Data records for software interfaces
━━━━━━
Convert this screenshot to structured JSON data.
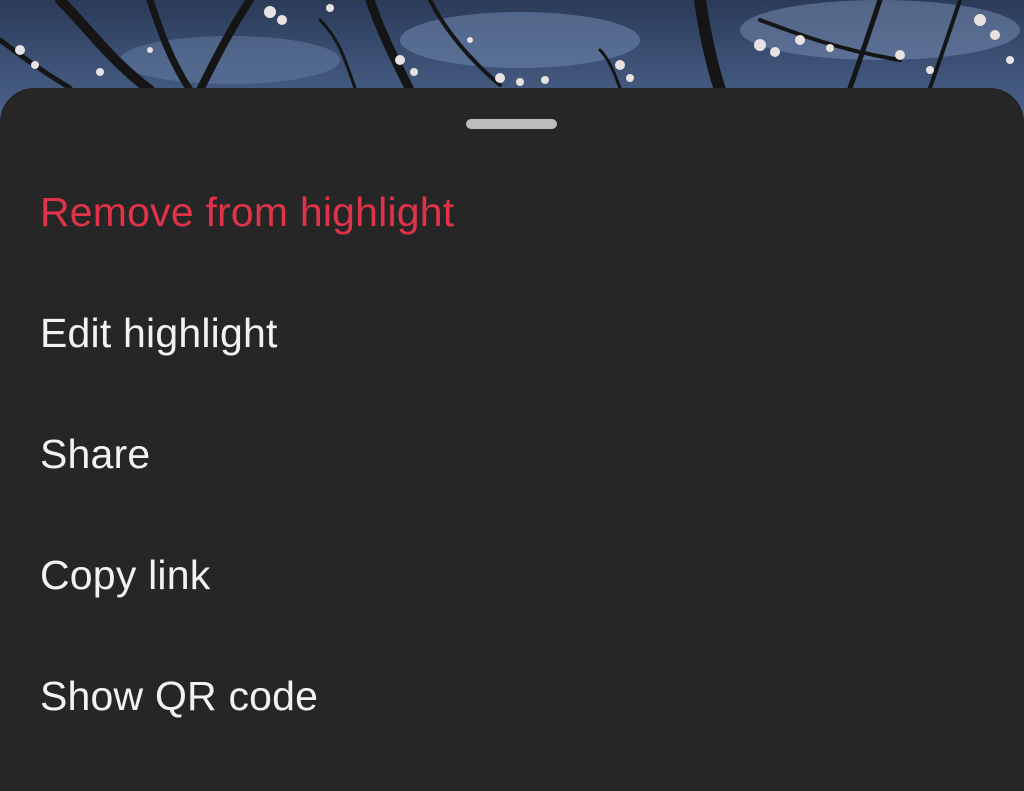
{
  "backdrop": {
    "description_icon": "blossom-tree-photo"
  },
  "sheet": {
    "colors": {
      "background": "#262626",
      "text": "#f2f2f2",
      "destructive": "#e0334a",
      "handle": "#bdbdbd"
    },
    "items": [
      {
        "label": "Remove from highlight",
        "style": "destructive"
      },
      {
        "label": "Edit highlight",
        "style": "default"
      },
      {
        "label": "Share",
        "style": "default"
      },
      {
        "label": "Copy link",
        "style": "default"
      },
      {
        "label": "Show QR code",
        "style": "default"
      }
    ]
  }
}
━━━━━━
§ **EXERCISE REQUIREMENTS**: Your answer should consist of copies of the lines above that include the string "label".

§ **ANSWER FOR THIS EXERCISE**:
        "label": "Remove from highlight",
        "label": "Edit highlight",
        "label": "Share",
        "label": "Copy link",
        "label": "Show QR code",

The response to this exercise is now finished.